Items listed in a dataset:
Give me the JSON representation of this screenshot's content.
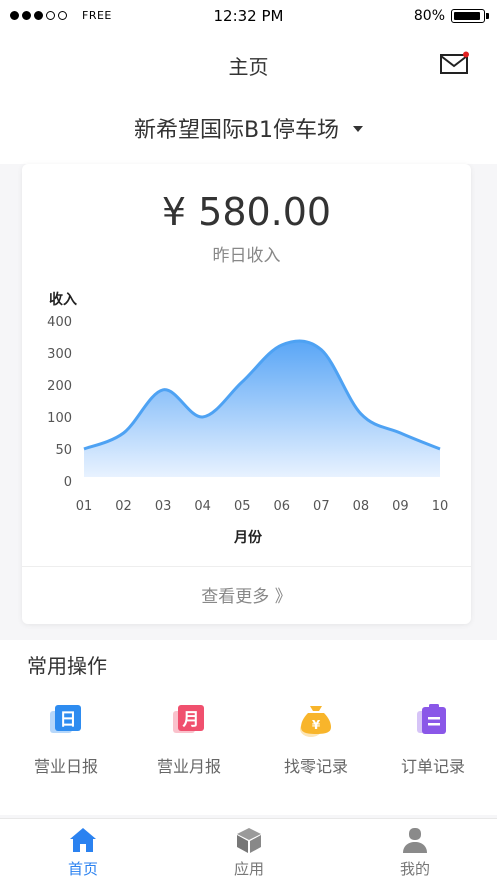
{
  "status_bar": {
    "carrier": "FREE",
    "time": "12:32 PM",
    "battery": "80%",
    "signal_bars_filled": 3,
    "signal_bars_total": 5
  },
  "nav": {
    "title": "主页"
  },
  "store": {
    "name": "新希望国际B1停车场"
  },
  "revenue": {
    "amount": "¥ 580.00",
    "label": "昨日收入"
  },
  "chart_data": {
    "type": "area",
    "ylabel": "收入",
    "xlabel": "月份",
    "categories": [
      "01",
      "02",
      "03",
      "04",
      "05",
      "06",
      "07",
      "08",
      "09",
      "10"
    ],
    "y_ticks": [
      "400",
      "300",
      "200",
      "100",
      "50",
      "0"
    ],
    "values": [
      50,
      75,
      185,
      100,
      210,
      325,
      310,
      110,
      75,
      50
    ],
    "fill_color_top": "#5aa6f6",
    "fill_color_bottom": "#e8f2ff",
    "line_color": "#4ea2f3"
  },
  "view_more": "查看更多 》",
  "quick_ops": {
    "title": "常用操作",
    "items": [
      {
        "label": "营业日报",
        "icon": "daily-report-icon",
        "glyph": "日",
        "color": "#2e8cf0"
      },
      {
        "label": "营业月报",
        "icon": "monthly-report-icon",
        "glyph": "月",
        "color": "#f0506e"
      },
      {
        "label": "找零记录",
        "icon": "change-record-icon",
        "glyph": "¥",
        "color": "#f8b52b"
      },
      {
        "label": "订单记录",
        "icon": "order-record-icon",
        "glyph": "",
        "color": "#8a57e8"
      }
    ]
  },
  "tabs": [
    {
      "label": "首页",
      "icon": "home-icon",
      "active": true
    },
    {
      "label": "应用",
      "icon": "apps-box-icon",
      "active": false
    },
    {
      "label": "我的",
      "icon": "profile-icon",
      "active": false
    }
  ],
  "colors": {
    "accent": "#2b82f0",
    "notification_dot": "#e02020"
  }
}
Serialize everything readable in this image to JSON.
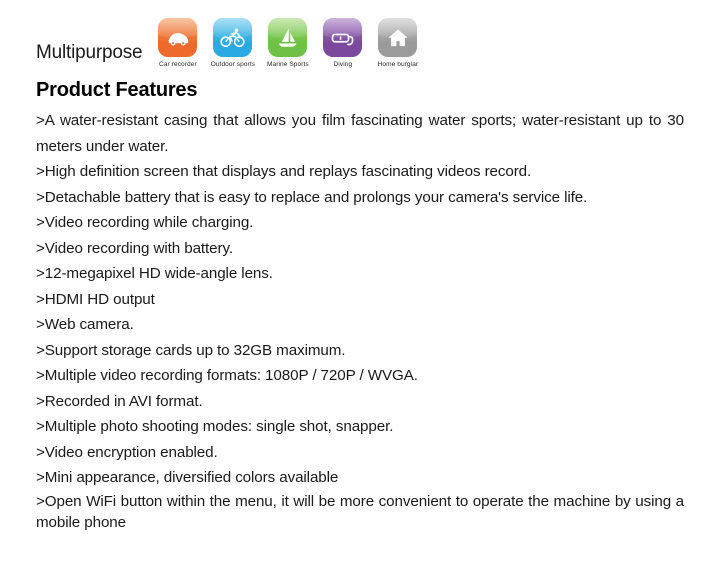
{
  "header": {
    "title": "Multipurpose",
    "icons": [
      {
        "label": "Car recorder",
        "icon": "car-icon",
        "color": "#ED6A2C",
        "color_light": "#F59B62"
      },
      {
        "label": "Outdoor sports",
        "icon": "bicycle-icon",
        "color": "#29ABE2",
        "color_light": "#6FCAEE"
      },
      {
        "label": "Marine Sports",
        "icon": "sailboat-icon",
        "color": "#6EC144",
        "color_light": "#A5D97E"
      },
      {
        "label": "Diving",
        "icon": "goggles-icon",
        "color": "#7B4A9E",
        "color_light": "#A67CC2"
      },
      {
        "label": "Home burglar",
        "icon": "home-icon",
        "color": "#9B9B9B",
        "color_light": "#C8C8C8"
      }
    ]
  },
  "main": {
    "heading": "Product Features",
    "features": [
      ">A water-resistant casing that allows you film fascinating water sports; water-resistant up to 30 meters under water.",
      ">High definition screen that displays and replays fascinating videos record.",
      ">Detachable battery that is easy to replace and prolongs your camera's service life.",
      ">Video recording while charging.",
      ">Video recording with battery.",
      ">12-megapixel HD wide-angle lens.",
      ">HDMI HD output",
      ">Web camera.",
      ">Support storage cards up to 32GB maximum.",
      ">Multiple video recording formats: 1080P / 720P / WVGA.",
      ">Recorded in AVI format.",
      ">Multiple photo shooting modes: single shot, snapper.",
      ">Video encryption enabled.",
      ">Mini appearance, diversified colors available",
      ">Open WiFi button within the menu, it will be more convenient to operate the machine by using a mobile phone"
    ]
  }
}
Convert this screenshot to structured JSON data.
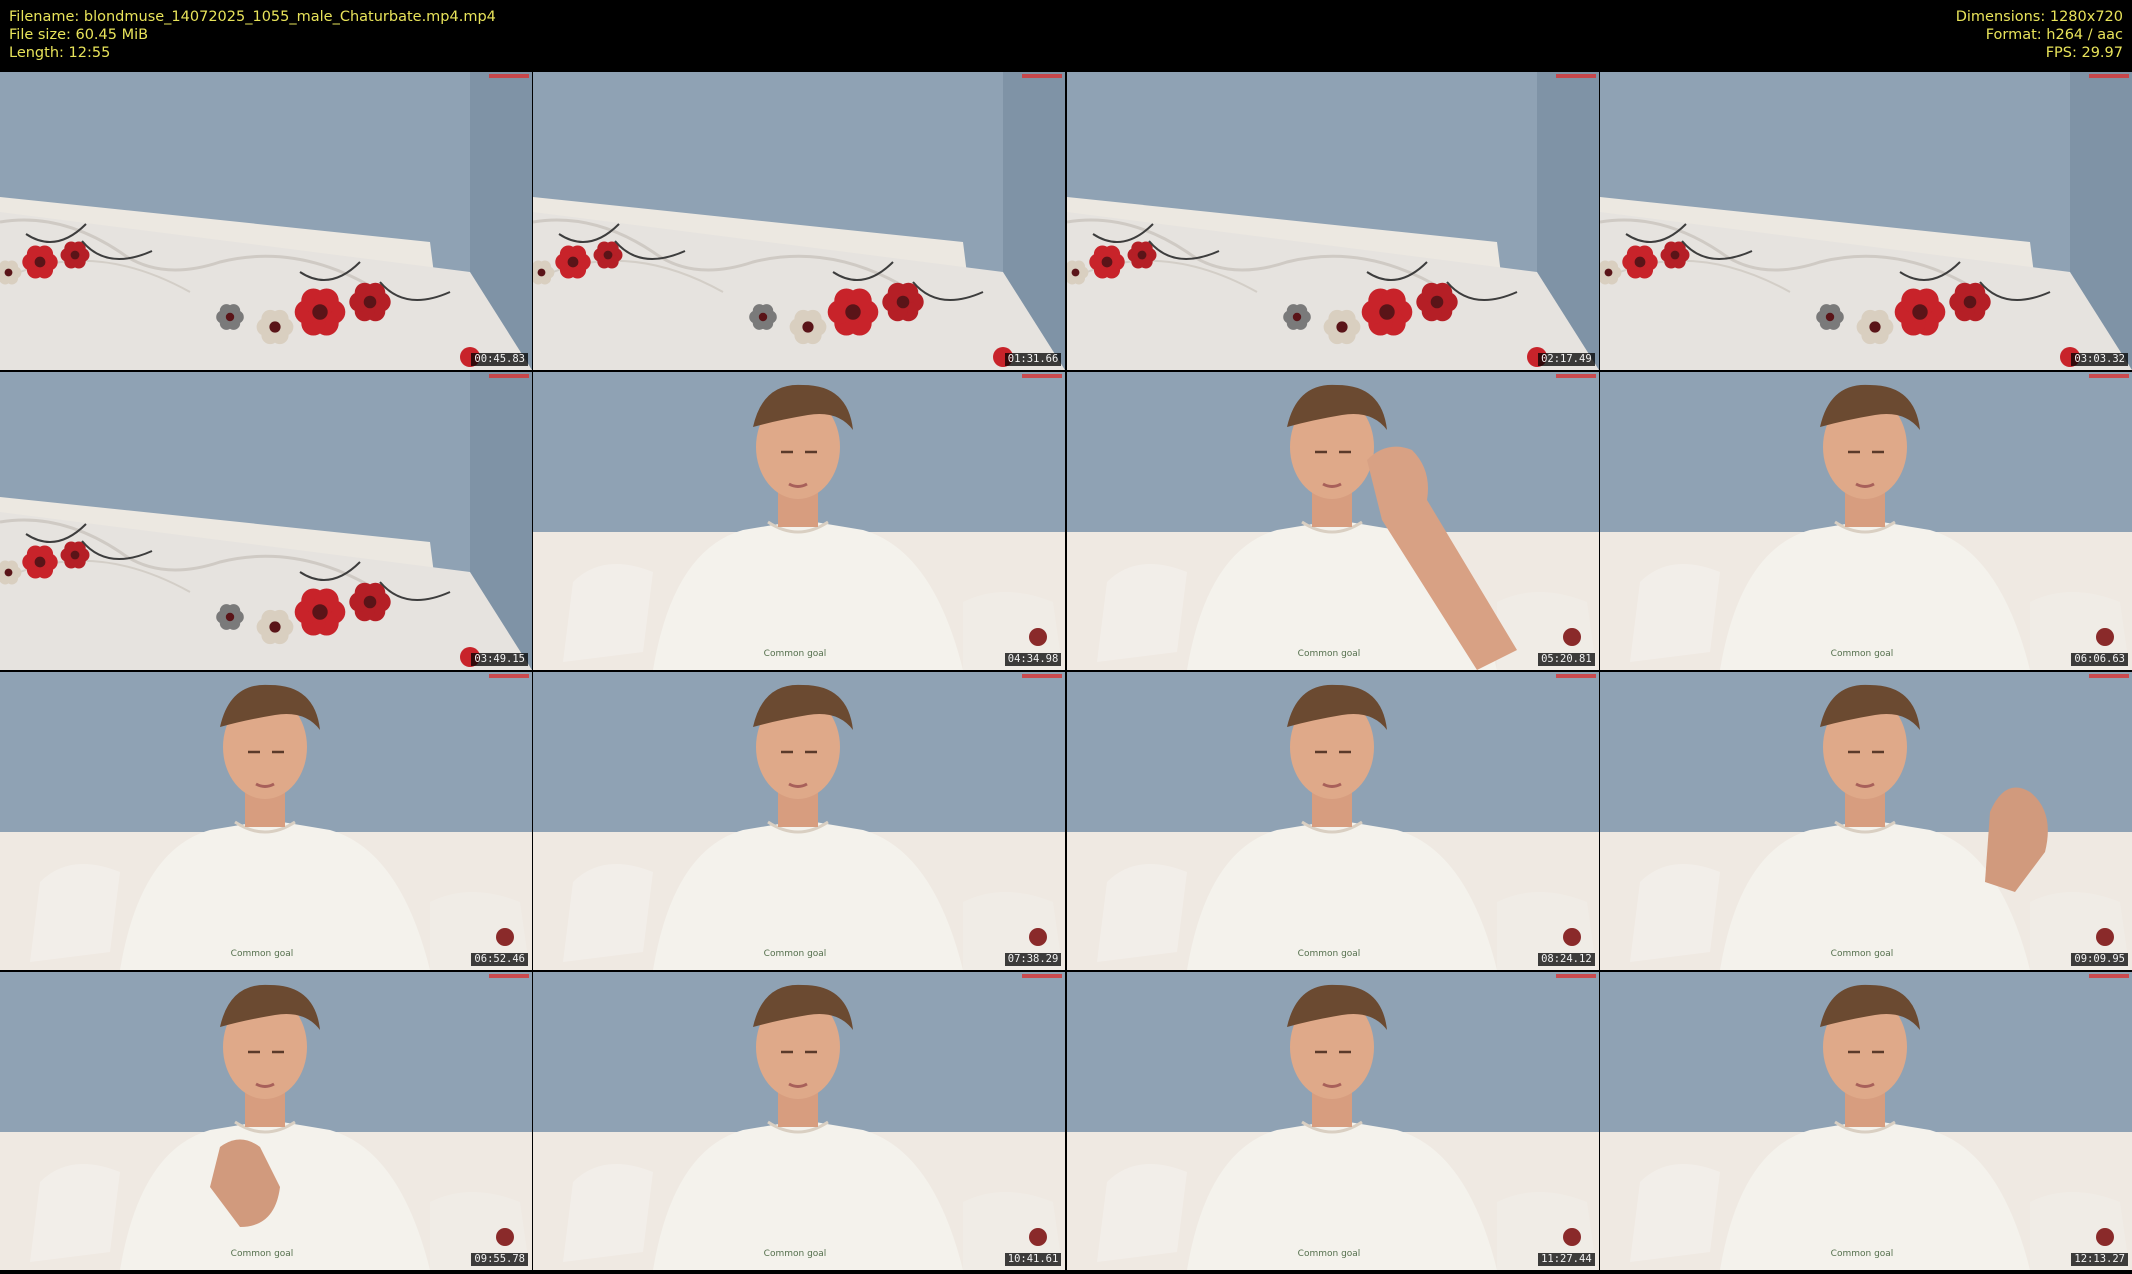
{
  "header": {
    "filename": "Filename: blondmuse_14072025_1055_male_Chaturbate.mp4.mp4",
    "filesize": "File size: 60.45 MiB",
    "length": "Length: 12:55",
    "dimensions": "Dimensions: 1280x720",
    "format": "Format: h264 / aac",
    "fps": "FPS: 29.97"
  },
  "colors": {
    "header_text": "#e8e35a",
    "wall": "#8fa2b4",
    "bedding": "#e9e7e4",
    "flower_red": "#c8232a"
  },
  "thumbnails": [
    {
      "timestamp": "00:45.83",
      "scene": "bed-only"
    },
    {
      "timestamp": "01:31.66",
      "scene": "bed-only"
    },
    {
      "timestamp": "02:17.49",
      "scene": "bed-only"
    },
    {
      "timestamp": "03:03.32",
      "scene": "bed-only"
    },
    {
      "timestamp": "03:49.15",
      "scene": "bed-only"
    },
    {
      "timestamp": "04:34.98",
      "scene": "person"
    },
    {
      "timestamp": "05:20.81",
      "scene": "person-hand-raised"
    },
    {
      "timestamp": "06:06.63",
      "scene": "person"
    },
    {
      "timestamp": "06:52.46",
      "scene": "person"
    },
    {
      "timestamp": "07:38.29",
      "scene": "person"
    },
    {
      "timestamp": "08:24.12",
      "scene": "person"
    },
    {
      "timestamp": "09:09.95",
      "scene": "person-hand-side"
    },
    {
      "timestamp": "09:55.78",
      "scene": "person-hand-chin"
    },
    {
      "timestamp": "10:41.61",
      "scene": "person"
    },
    {
      "timestamp": "11:27.44",
      "scene": "person"
    },
    {
      "timestamp": "12:13.27",
      "scene": "person"
    }
  ]
}
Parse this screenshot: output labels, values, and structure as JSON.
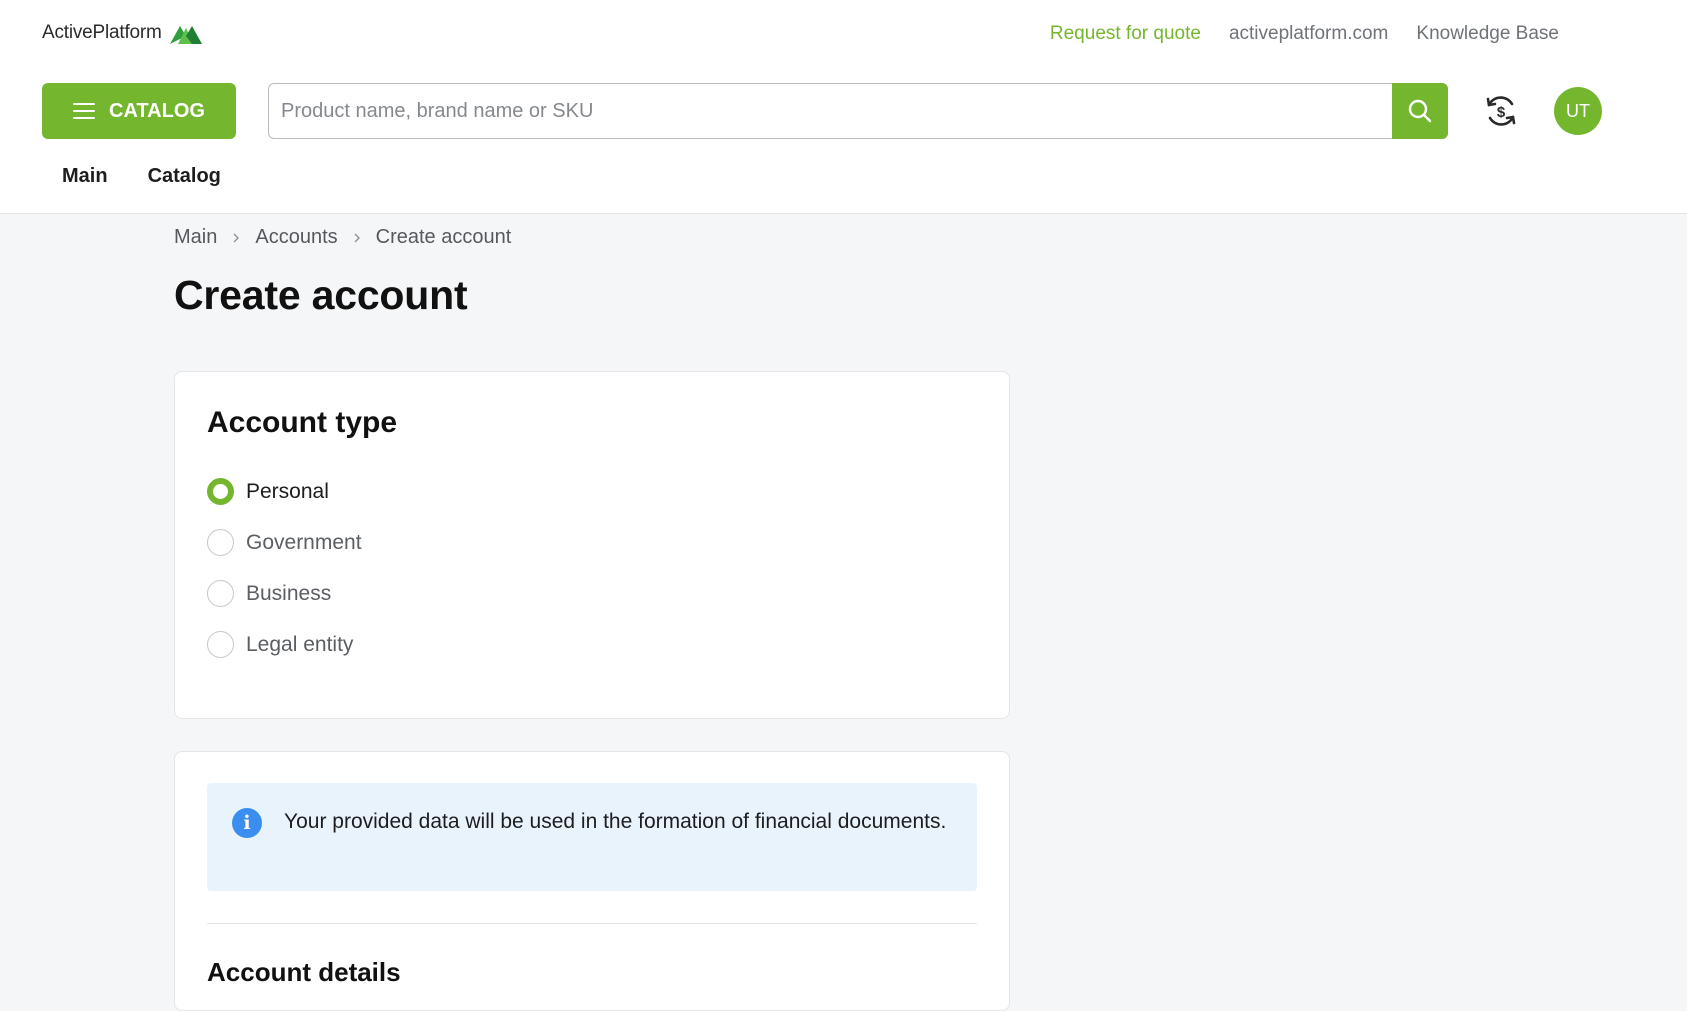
{
  "brand": {
    "name": "ActivePlatform",
    "accent": "#74b72e",
    "logo_icon": "activeplatform-logo-icon"
  },
  "top_links": [
    {
      "label": "Request for quote"
    },
    {
      "label": "activeplatform.com"
    },
    {
      "label": "Knowledge Base"
    }
  ],
  "header": {
    "catalog_label": "CATALOG",
    "search": {
      "placeholder": "Product name, brand name or SKU",
      "value": ""
    },
    "avatar_initials": "UT"
  },
  "nav": [
    {
      "label": "Main"
    },
    {
      "label": "Catalog"
    }
  ],
  "breadcrumb": [
    {
      "label": "Main"
    },
    {
      "label": "Accounts"
    },
    {
      "label": "Create account"
    }
  ],
  "page_title": "Create account",
  "account_type": {
    "title": "Account type",
    "selected": "Personal",
    "options": [
      {
        "label": "Personal"
      },
      {
        "label": "Government"
      },
      {
        "label": "Business"
      },
      {
        "label": "Legal entity"
      }
    ]
  },
  "notice": {
    "text": "Your provided data will be used in the formation of financial documents."
  },
  "account_details": {
    "title": "Account details"
  },
  "colors": {
    "accent": "#74b72e",
    "info_bg": "#e9f3fc",
    "info_icon": "#3a8ef0",
    "page_bg": "#f5f6f8"
  }
}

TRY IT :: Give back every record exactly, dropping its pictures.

EXERCISE RESULT ::
Give me the JSON representation of this screenshot's content.
{
  "status_bar": {
    "carrier": "FREE",
    "time": "12:32 PM",
    "battery": "80%",
    "signal_bars_filled": 3,
    "signal_bars_total": 5
  },
  "nav": {
    "title": "主页"
  },
  "store": {
    "name": "新希望国际B1停车场"
  },
  "revenue": {
    "amount": "¥ 580.00",
    "label": "昨日收入"
  },
  "chart_data": {
    "type": "area",
    "ylabel": "收入",
    "xlabel": "月份",
    "categories": [
      "01",
      "02",
      "03",
      "04",
      "05",
      "06",
      "07",
      "08",
      "09",
      "10"
    ],
    "y_ticks": [
      "400",
      "300",
      "200",
      "100",
      "50",
      "0"
    ],
    "values": [
      50,
      75,
      185,
      100,
      210,
      325,
      310,
      110,
      75,
      50
    ],
    "fill_color_top": "#5aa6f6",
    "fill_color_bottom": "#e8f2ff",
    "line_color": "#4ea2f3"
  },
  "view_more": "查看更多 》",
  "quick_ops": {
    "title": "常用操作",
    "items": [
      {
        "label": "营业日报",
        "icon": "daily-report-icon",
        "glyph": "日",
        "color": "#2e8cf0"
      },
      {
        "label": "营业月报",
        "icon": "monthly-report-icon",
        "glyph": "月",
        "color": "#f0506e"
      },
      {
        "label": "找零记录",
        "icon": "change-record-icon",
        "glyph": "¥",
        "color": "#f8b52b"
      },
      {
        "label": "订单记录",
        "icon": "order-record-icon",
        "glyph": "",
        "color": "#8a57e8"
      }
    ]
  },
  "tabs": [
    {
      "label": "首页",
      "icon": "home-icon",
      "active": true
    },
    {
      "label": "应用",
      "icon": "apps-box-icon",
      "active": false
    },
    {
      "label": "我的",
      "icon": "profile-icon",
      "active": false
    }
  ],
  "colors": {
    "accent": "#2b82f0",
    "notification_dot": "#e02020"
  }
}
Serialize everything readable in this image to JSON.
{
  "header": {
    "title": "Multipurpose",
    "icons": [
      {
        "label": "Car recorder",
        "icon": "car-icon",
        "color": "#ED6A2C",
        "color_light": "#F59B62"
      },
      {
        "label": "Outdoor sports",
        "icon": "bicycle-icon",
        "color": "#29ABE2",
        "color_light": "#6FCAEE"
      },
      {
        "label": "Marine Sports",
        "icon": "sailboat-icon",
        "color": "#6EC144",
        "color_light": "#A5D97E"
      },
      {
        "label": "Diving",
        "icon": "goggles-icon",
        "color": "#7B4A9E",
        "color_light": "#A67CC2"
      },
      {
        "label": "Home burglar",
        "icon": "home-icon",
        "color": "#9B9B9B",
        "color_light": "#C8C8C8"
      }
    ]
  },
  "main": {
    "heading": "Product Features",
    "features": [
      ">A water-resistant casing that allows you film fascinating water sports; water-resistant up to 30 meters under water.",
      ">High definition screen that displays and replays fascinating videos record.",
      ">Detachable battery that is easy to replace and prolongs your camera's service life.",
      ">Video recording while charging.",
      ">Video recording with battery.",
      ">12-megapixel HD wide-angle lens.",
      ">HDMI HD output",
      ">Web camera.",
      ">Support storage cards up to 32GB maximum.",
      ">Multiple video recording formats: 1080P / 720P / WVGA.",
      ">Recorded in AVI format.",
      ">Multiple photo shooting modes: single shot, snapper.",
      ">Video encryption enabled.",
      ">Mini appearance, diversified colors available",
      ">Open WiFi button within the menu, it will be more convenient to operate the machine by using a mobile phone"
    ]
  }
}
Convert this screenshot to structured JSON data.
{
  "header": {
    "filename": "Filename: blondmuse_14072025_1055_male_Chaturbate.mp4.mp4",
    "filesize": "File size: 60.45 MiB",
    "length": "Length: 12:55",
    "dimensions": "Dimensions: 1280x720",
    "format": "Format: h264 / aac",
    "fps": "FPS: 29.97"
  },
  "colors": {
    "header_text": "#e8e35a",
    "wall": "#8fa2b4",
    "bedding": "#e9e7e4",
    "flower_red": "#c8232a"
  },
  "thumbnails": [
    {
      "timestamp": "00:45.83",
      "scene": "bed-only"
    },
    {
      "timestamp": "01:31.66",
      "scene": "bed-only"
    },
    {
      "timestamp": "02:17.49",
      "scene": "bed-only"
    },
    {
      "timestamp": "03:03.32",
      "scene": "bed-only"
    },
    {
      "timestamp": "03:49.15",
      "scene": "bed-only"
    },
    {
      "timestamp": "04:34.98",
      "scene": "person"
    },
    {
      "timestamp": "05:20.81",
      "scene": "person-hand-raised"
    },
    {
      "timestamp": "06:06.63",
      "scene": "person"
    },
    {
      "timestamp": "06:52.46",
      "scene": "person"
    },
    {
      "timestamp": "07:38.29",
      "scene": "person"
    },
    {
      "timestamp": "08:24.12",
      "scene": "person"
    },
    {
      "timestamp": "09:09.95",
      "scene": "person-hand-side"
    },
    {
      "timestamp": "09:55.78",
      "scene": "person-hand-chin"
    },
    {
      "timestamp": "10:41.61",
      "scene": "person"
    },
    {
      "timestamp": "11:27.44",
      "scene": "person"
    },
    {
      "timestamp": "12:13.27",
      "scene": "person"
    }
  ]
}
Parse this screenshot: output labels, values, and structure as JSON.
{
  "brand": {
    "name": "ActivePlatform",
    "accent": "#74b72e",
    "logo_icon": "activeplatform-logo-icon"
  },
  "top_links": [
    {
      "label": "Request for quote"
    },
    {
      "label": "activeplatform.com"
    },
    {
      "label": "Knowledge Base"
    }
  ],
  "header": {
    "catalog_label": "CATALOG",
    "search": {
      "placeholder": "Product name, brand name or SKU",
      "value": ""
    },
    "avatar_initials": "UT"
  },
  "nav": [
    {
      "label": "Main"
    },
    {
      "label": "Catalog"
    }
  ],
  "breadcrumb": [
    {
      "label": "Main"
    },
    {
      "label": "Accounts"
    },
    {
      "label": "Create account"
    }
  ],
  "page_title": "Create account",
  "account_type": {
    "title": "Account type",
    "selected": "Personal",
    "options": [
      {
        "label": "Personal"
      },
      {
        "label": "Government"
      },
      {
        "label": "Business"
      },
      {
        "label": "Legal entity"
      }
    ]
  },
  "notice": {
    "text": "Your provided data will be used in the formation of financial documents."
  },
  "account_details": {
    "title": "Account details"
  },
  "colors": {
    "accent": "#74b72e",
    "info_bg": "#e9f3fc",
    "info_icon": "#3a8ef0",
    "page_bg": "#f5f6f8"
  }
}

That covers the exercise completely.